Jump to navigation Jump to search

South African English (SAE) is a variant of standard English spoken by English-speaking South Africans (or ESSAs as they were known in the 1970s). The language is also referred to by a range of other acronyms, including SAE,SAfrE, SAfrEng, en-ZA, and so on.

English arrived in the country with the first British colonization in the late 1700s, and - though retaining much of the original 17th century English of the first settlers and administrators, soon evolved distinctive additional characteristics of its own, inter alia under the influence of the many other languages spoken in the country and unique local conditions. Long unrecognized, it is today accepted as a formal variant with a vibrant literature. In theatre in particular a great number of writers utilize the distinctive characteristics of SAE in their plays. The language has also evolved which has a number of more informal "sub-variants" (sometimes referred to as "Afrikaner-English", "African English", "Indian English", "Coloured English", "Township slang", etc). The melding of Afrikaans, English and other local languages has become increasingly prominent after 1994.

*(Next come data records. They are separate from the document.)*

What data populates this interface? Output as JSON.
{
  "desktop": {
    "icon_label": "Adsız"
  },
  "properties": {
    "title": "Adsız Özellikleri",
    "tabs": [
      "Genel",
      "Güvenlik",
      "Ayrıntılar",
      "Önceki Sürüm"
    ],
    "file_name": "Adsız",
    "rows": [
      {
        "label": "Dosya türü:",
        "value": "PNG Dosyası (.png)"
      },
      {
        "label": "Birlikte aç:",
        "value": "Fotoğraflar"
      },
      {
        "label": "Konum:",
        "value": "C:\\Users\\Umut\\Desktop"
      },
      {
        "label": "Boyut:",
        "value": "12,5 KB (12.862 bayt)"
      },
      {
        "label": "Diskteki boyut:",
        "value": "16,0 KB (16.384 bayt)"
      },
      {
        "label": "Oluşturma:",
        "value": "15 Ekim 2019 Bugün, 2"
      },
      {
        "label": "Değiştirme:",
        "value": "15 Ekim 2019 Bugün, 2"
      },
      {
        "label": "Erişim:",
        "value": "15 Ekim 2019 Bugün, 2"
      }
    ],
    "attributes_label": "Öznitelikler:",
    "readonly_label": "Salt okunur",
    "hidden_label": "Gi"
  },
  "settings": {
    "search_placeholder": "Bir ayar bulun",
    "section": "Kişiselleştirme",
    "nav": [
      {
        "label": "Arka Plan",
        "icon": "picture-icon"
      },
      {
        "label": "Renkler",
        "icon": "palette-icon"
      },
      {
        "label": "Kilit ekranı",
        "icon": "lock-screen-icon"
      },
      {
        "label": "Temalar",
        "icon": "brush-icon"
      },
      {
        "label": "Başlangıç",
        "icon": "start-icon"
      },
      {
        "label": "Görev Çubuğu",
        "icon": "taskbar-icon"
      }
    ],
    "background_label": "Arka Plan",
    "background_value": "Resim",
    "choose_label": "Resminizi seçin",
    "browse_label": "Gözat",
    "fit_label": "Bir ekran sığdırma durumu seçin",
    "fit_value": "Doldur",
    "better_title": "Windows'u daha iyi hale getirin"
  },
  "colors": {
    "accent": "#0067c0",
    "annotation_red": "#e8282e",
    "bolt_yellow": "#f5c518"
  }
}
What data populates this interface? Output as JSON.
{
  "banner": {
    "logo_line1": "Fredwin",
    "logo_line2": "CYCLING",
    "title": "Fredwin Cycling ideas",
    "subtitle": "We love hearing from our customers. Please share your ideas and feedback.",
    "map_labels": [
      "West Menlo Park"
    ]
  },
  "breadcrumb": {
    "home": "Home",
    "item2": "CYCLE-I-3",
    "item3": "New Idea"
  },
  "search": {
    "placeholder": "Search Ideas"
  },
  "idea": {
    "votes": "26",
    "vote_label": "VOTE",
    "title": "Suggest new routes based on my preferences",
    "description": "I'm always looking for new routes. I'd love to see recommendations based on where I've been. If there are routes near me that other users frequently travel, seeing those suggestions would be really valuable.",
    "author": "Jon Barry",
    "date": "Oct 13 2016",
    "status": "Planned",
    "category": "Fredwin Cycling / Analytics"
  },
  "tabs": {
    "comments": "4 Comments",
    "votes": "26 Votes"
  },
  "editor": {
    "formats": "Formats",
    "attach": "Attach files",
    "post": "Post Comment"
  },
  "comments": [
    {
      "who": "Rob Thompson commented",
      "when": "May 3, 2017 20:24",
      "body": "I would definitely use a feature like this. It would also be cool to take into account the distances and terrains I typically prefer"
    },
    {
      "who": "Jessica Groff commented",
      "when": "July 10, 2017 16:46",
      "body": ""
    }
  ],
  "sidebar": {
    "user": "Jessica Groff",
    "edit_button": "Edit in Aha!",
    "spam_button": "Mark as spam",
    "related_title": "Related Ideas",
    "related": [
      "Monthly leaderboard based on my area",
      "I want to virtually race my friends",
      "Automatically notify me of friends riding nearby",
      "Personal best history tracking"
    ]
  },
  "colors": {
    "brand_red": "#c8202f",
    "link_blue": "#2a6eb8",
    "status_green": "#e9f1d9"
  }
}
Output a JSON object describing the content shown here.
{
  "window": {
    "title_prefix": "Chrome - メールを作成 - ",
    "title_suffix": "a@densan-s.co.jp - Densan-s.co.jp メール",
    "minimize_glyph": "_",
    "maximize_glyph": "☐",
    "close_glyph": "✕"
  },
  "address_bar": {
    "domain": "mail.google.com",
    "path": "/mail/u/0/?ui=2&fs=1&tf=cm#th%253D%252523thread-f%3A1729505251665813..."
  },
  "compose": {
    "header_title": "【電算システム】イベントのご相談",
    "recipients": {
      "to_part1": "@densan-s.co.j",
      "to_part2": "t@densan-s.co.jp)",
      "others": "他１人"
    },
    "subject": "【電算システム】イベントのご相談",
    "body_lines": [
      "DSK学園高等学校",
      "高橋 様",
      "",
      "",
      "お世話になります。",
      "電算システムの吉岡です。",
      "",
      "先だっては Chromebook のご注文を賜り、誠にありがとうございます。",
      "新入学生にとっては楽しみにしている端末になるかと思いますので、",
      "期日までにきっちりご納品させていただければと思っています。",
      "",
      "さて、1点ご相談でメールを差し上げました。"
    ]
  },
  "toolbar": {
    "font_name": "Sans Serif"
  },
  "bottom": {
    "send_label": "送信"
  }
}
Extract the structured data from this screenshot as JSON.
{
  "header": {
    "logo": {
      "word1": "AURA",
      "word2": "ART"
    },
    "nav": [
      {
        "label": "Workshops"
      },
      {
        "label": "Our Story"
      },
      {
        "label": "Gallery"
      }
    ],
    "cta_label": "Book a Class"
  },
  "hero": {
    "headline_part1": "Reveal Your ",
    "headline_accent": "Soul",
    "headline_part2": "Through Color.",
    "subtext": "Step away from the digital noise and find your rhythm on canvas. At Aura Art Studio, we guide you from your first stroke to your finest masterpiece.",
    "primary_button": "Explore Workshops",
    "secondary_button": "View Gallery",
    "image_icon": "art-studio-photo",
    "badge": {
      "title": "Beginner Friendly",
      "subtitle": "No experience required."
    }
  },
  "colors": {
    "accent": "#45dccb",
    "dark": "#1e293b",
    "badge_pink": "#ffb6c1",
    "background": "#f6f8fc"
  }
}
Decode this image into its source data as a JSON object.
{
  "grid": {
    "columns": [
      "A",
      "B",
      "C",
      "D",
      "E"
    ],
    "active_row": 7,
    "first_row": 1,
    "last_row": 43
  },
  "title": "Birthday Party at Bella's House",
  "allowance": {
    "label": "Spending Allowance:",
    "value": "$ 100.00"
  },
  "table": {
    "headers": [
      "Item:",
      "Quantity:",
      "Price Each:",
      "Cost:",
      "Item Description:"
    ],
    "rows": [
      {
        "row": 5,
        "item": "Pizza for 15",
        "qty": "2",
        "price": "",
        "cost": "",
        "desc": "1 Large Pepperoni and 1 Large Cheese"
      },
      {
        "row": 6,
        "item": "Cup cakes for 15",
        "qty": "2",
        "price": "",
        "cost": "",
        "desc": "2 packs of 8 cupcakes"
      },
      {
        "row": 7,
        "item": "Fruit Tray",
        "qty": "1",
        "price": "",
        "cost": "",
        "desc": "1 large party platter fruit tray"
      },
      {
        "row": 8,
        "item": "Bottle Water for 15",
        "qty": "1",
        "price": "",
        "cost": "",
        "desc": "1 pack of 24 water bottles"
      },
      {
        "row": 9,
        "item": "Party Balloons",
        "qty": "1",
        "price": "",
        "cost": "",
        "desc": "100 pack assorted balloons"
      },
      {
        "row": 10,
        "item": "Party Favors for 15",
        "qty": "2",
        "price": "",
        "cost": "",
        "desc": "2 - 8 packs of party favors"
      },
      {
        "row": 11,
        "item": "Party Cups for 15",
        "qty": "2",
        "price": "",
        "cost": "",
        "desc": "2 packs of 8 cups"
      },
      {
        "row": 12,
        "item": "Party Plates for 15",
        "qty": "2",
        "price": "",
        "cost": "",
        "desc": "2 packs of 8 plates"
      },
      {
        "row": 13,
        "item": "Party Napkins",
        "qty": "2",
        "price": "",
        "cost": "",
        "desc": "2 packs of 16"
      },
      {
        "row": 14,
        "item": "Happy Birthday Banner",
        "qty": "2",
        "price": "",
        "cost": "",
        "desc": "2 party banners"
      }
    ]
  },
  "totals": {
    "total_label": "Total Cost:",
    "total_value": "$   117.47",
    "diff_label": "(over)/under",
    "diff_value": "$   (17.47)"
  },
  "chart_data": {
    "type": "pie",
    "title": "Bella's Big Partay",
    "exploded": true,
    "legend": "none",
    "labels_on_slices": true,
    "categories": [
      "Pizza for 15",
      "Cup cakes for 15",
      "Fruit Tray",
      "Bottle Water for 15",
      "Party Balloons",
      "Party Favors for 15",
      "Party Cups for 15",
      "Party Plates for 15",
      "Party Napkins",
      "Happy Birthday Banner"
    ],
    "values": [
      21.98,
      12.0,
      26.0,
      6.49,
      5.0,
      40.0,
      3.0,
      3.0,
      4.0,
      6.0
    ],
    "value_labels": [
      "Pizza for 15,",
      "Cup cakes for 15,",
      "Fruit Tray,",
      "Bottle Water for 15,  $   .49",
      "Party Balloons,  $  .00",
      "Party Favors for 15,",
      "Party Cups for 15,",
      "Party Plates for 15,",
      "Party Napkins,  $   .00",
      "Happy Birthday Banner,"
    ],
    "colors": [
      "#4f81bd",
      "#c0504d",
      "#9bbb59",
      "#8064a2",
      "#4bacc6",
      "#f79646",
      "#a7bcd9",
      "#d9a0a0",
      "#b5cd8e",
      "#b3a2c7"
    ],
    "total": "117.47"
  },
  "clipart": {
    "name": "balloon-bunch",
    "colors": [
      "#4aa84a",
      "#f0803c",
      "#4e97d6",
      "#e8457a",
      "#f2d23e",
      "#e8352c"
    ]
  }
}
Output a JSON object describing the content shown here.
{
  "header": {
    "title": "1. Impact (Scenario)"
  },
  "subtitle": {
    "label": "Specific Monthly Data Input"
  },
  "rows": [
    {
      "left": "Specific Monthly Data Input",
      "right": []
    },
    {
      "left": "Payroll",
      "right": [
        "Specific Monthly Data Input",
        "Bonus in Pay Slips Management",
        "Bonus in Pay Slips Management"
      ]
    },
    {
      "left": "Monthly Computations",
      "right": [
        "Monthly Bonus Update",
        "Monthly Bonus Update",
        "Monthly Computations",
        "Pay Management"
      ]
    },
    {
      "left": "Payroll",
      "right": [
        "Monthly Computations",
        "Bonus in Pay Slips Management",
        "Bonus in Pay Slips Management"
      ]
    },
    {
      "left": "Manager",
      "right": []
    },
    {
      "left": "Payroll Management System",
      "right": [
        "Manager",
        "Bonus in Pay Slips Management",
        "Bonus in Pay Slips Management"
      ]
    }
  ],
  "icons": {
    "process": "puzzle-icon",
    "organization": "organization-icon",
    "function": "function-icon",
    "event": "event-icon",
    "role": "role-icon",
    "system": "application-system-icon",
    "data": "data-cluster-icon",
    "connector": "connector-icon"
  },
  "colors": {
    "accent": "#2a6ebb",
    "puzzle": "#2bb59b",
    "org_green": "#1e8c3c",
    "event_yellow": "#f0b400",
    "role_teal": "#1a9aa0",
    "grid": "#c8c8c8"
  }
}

The language gained a form of official sanction with the publication of Jean Branford's[1] first version of A Dictionary of South African English on September 28, 1978.

For more information

Also see Language struggle


Return to

Return to The South African Context/General Terminology and Thematic Entries

Return to South African Theatre/Terminology and Thematic Entries

Return to South African Film /Terminology and Thematic Entries

Return to South African Media/Terminology and Thematic Entries

Return to The ESAT Entries

Return to Main Page